In-season apples, sautéed and baked in an egg socca pancake batter, will fill your home with the aroma of apple pie, without the fuss. This warm and cozy dessert can be made and served in under an hour, and goes beautifully with a scoop of vanilla ice cream or yogurt.
Skip the sugar and make this savoury by sautéing onions instead of apples and adding minced chives instead of cinnamon. If you have it handy, drape over some wild smoked salmon when it comes out of the oven.
In medium bowl, whisk eggs until smooth, then beat in milk and vanilla. Whisk in flour, 2 Tbsp (30 mL) coconut sugar, and salt. Reserve.
In cast iron or metal skillet, about 8 to 10 in (20 to 26 cm) in diameter, heat coconut oil or butter over medium heat until melted. Add apples, cinnamon, and remaining coconut sugar; sauteu0301 until apples have softened, about 5 minutes. Reserve half of apples on plate.
While skillet is still hot, add batter to apples in pan and scatter over reserved apples. Bake for 15 to 20 minutes, until mixture is puffed and golden brown. Cool for 5 minutes before serving.
This recipe is part of the Socca collection.
This vibrant soup is a soul-soothing hug in a bowl. Blue and purple fruits and vegetables contain powerful antioxidants called anthocyanins that promote health and proper brain function. Apple swap Try swapping out the apples in this recipe for pears. Just like the apples, the subtle sweetness of pears helps balance out the earthiness of the cabbage.
Deep green fruits and vegetables are high on the list of health-promoting foods. Green foods have been shown to contain high amounts of antioxidants and nutrients that promote good cardiovascular health and can inhibit certain carcinogens. Serve this frittata alongside a leafy green salad for an unbeatable green culinary experience.
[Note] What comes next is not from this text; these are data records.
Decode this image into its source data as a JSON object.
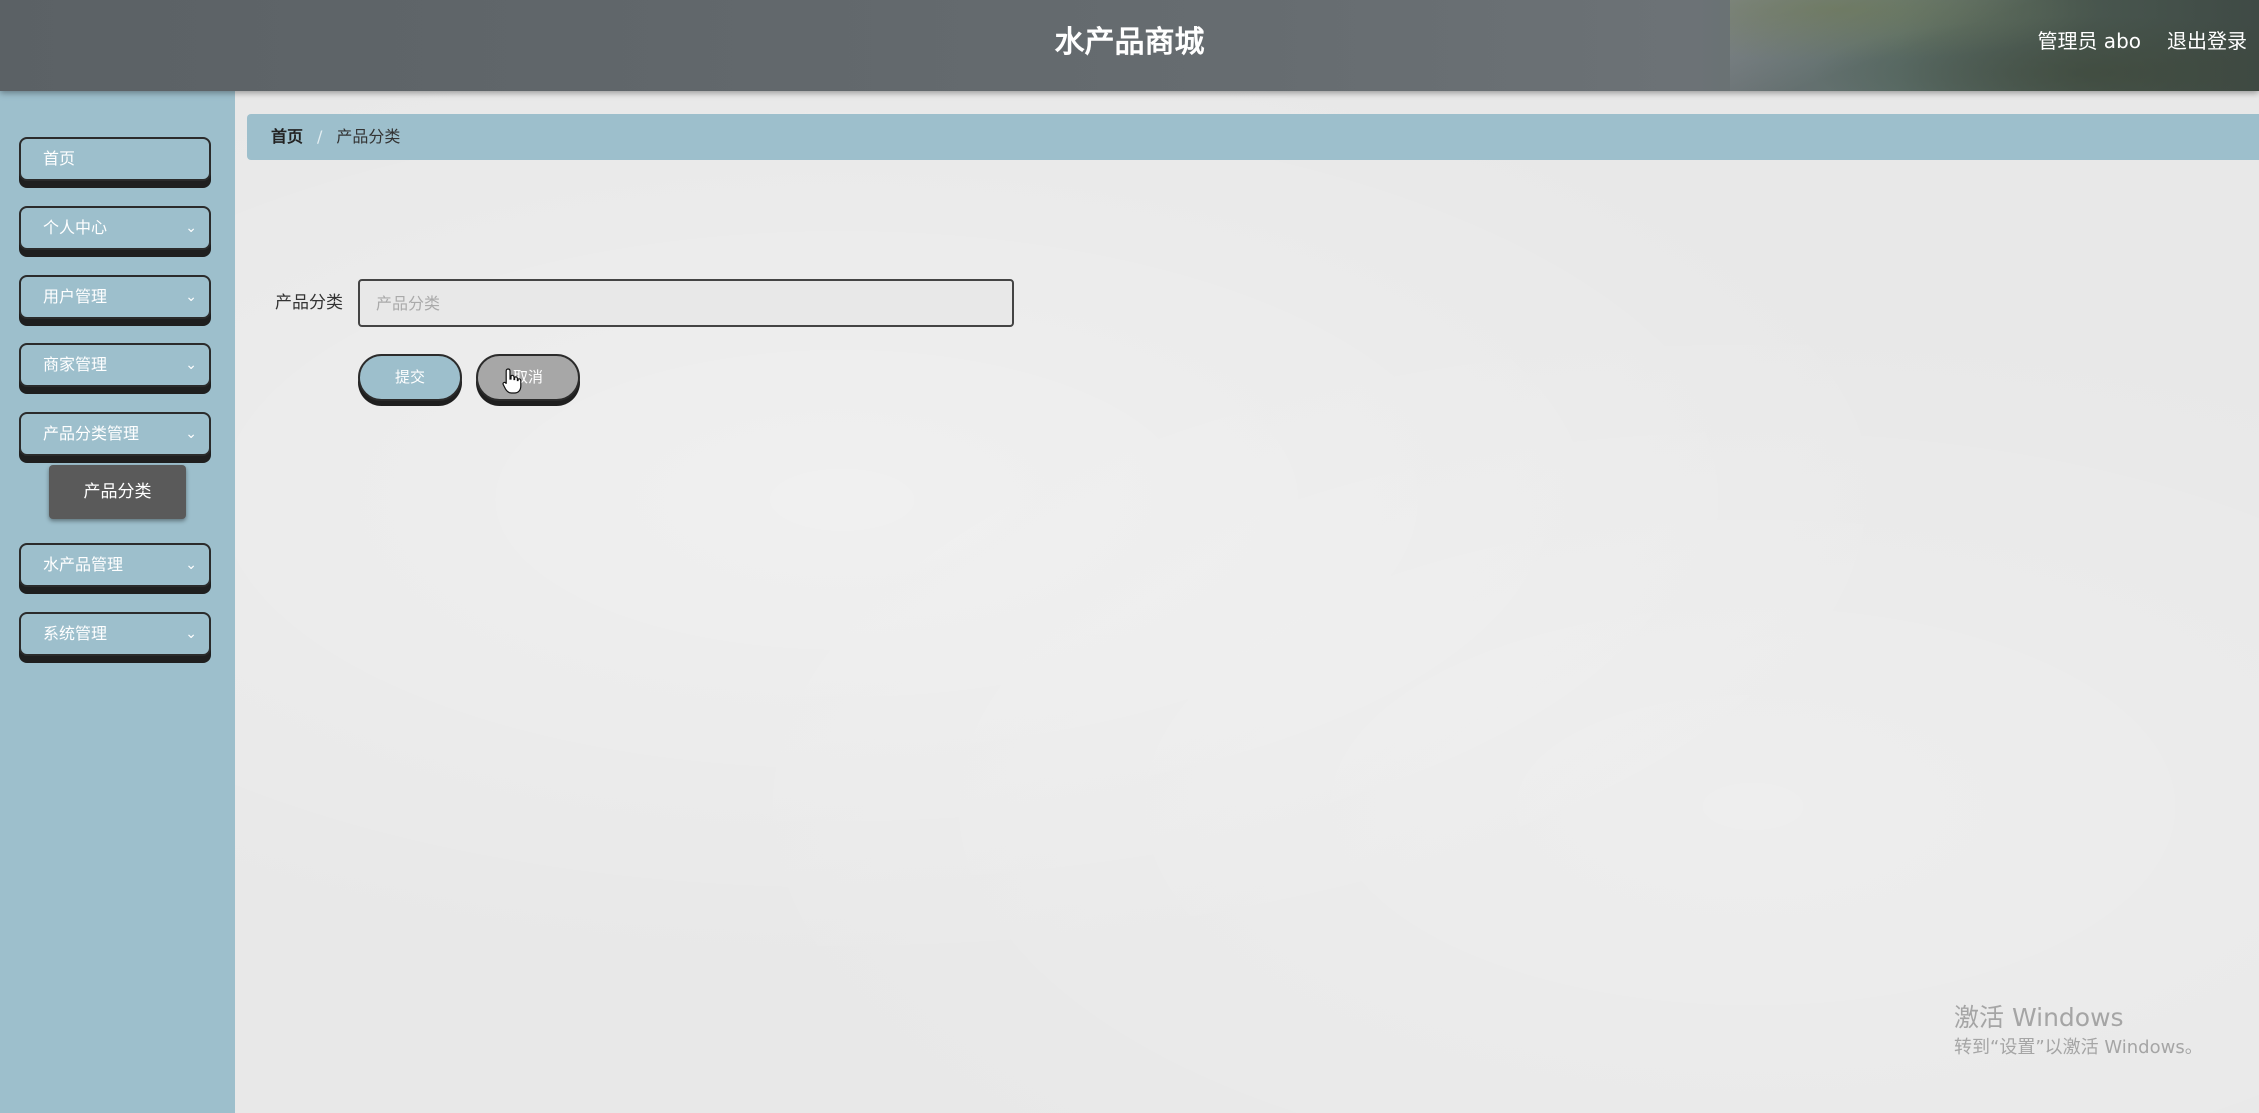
{
  "header": {
    "title": "水产品商城",
    "user": "管理员 abo",
    "logout": "退出登录"
  },
  "sidebar": {
    "items": [
      {
        "label": "首页"
      },
      {
        "label": "个人中心"
      },
      {
        "label": "用户管理"
      },
      {
        "label": "商家管理"
      },
      {
        "label": "产品分类管理"
      },
      {
        "label": "水产品管理"
      },
      {
        "label": "系统管理"
      }
    ],
    "sub_item": "产品分类"
  },
  "breadcrumb": {
    "home": "首页",
    "separator": "/",
    "current": "产品分类"
  },
  "form": {
    "label": "产品分类",
    "placeholder": "产品分类",
    "value": "",
    "submit": "提交",
    "cancel": "取消"
  },
  "watermark": {
    "line1": "激活 Windows",
    "line2": "转到“设置”以激活 Windows。"
  },
  "colors": {
    "accent": "#9dbfcc",
    "header": "#666c70",
    "active_sub": "#5a5a5a"
  }
}
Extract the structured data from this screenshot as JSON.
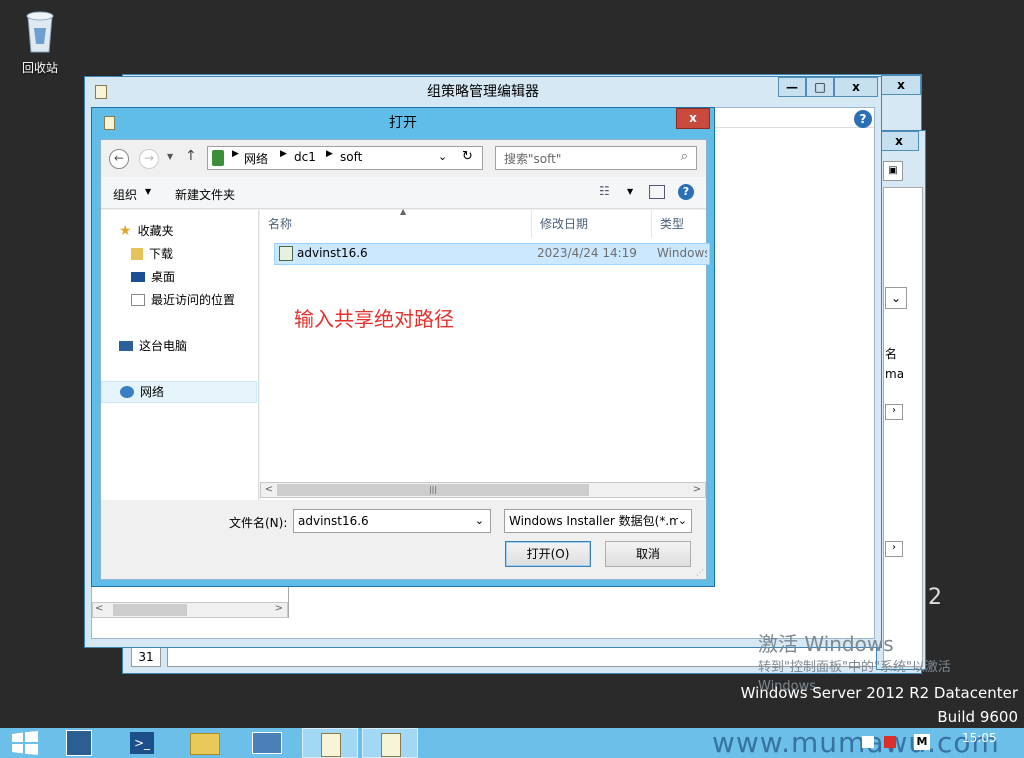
{
  "desktop": {
    "recycle_bin_label": "回收站"
  },
  "gpm_window": {
    "title": "组策略管理编辑器",
    "status_number": "31"
  },
  "open_dialog": {
    "title": "打开",
    "address": {
      "root": "网络",
      "segments": [
        "dc1",
        "soft"
      ]
    },
    "search": {
      "placeholder": "搜索\"soft\""
    },
    "toolbar": {
      "organize": "组织",
      "new_folder": "新建文件夹"
    },
    "nav": {
      "favorites": "收藏夹",
      "downloads": "下载",
      "desktop": "桌面",
      "recent": "最近访问的位置",
      "this_pc": "这台电脑",
      "network": "网络"
    },
    "columns": {
      "name": "名称",
      "modified": "修改日期",
      "type": "类型"
    },
    "files": [
      {
        "name": "advinst16.6",
        "modified": "2023/4/24 14:19",
        "type": "Windows"
      }
    ],
    "annotation": "输入共享绝对路径",
    "filename_label": "文件名(N):",
    "filename_value": "advinst16.6",
    "filter_value": "Windows Installer 数据包(*.m",
    "open_button": "打开(O)",
    "cancel_button": "取消"
  },
  "partial_right": {
    "char1": "名",
    "char2": "ma",
    "number": "2"
  },
  "activation": {
    "title": "激活 Windows",
    "line1": "转到\"控制面板\"中的\"系统\"以激活",
    "line2": "Windows。"
  },
  "os": {
    "edition": "Windows Server 2012 R2 Datacenter",
    "build": "Build 9600"
  },
  "taskbar": {
    "clock": "15:05",
    "watermark": "www.mumawu.com"
  },
  "colors": {
    "annotation": "#e6322e",
    "taskbar": "#6cbfe9",
    "title_bar": "#5fbde8"
  }
}
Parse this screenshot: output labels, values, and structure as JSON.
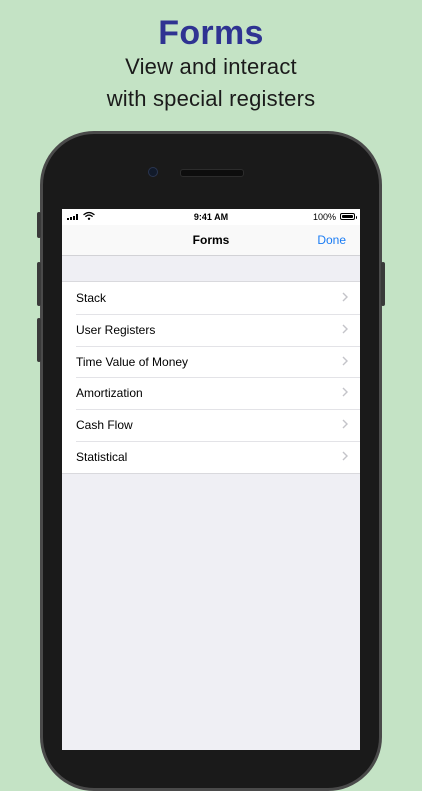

Versatile leftovers Any leftover frittata makes a wonderful filling for a sandwich along with other thinly sliced vegetables you have on hand and a smear of hummus.
This creamy dip will be your go-to for dunking vegetables or for spooning over roast chicken or root vegetables as a sauce. Compounds found in fennel have been shown to stimulate the production of T-cells in our body, which, in turn, may help improve our immune response to infections. If white is right If you would like to stay on the white theme, try serving this dip with an array of white vegetables such as endive leaves, jicama sticks, daikon rounds, steamed nugget potatoes, and cauliflower florets.
The stars of this delicious curry dish are yellow and orange fruits and vegetables, which are high in a form of carotenoids called xanthophylls. These compounds have more of a yellow pigment as opposed to their orangier cousins, the carotenes. While a powerful antioxidant, xanthophylls are mostly associated with maintaining good eye health. Mix and match This curry is easily adaptable to whichever vegetables you have on hand. Experiment to find your favourite combination.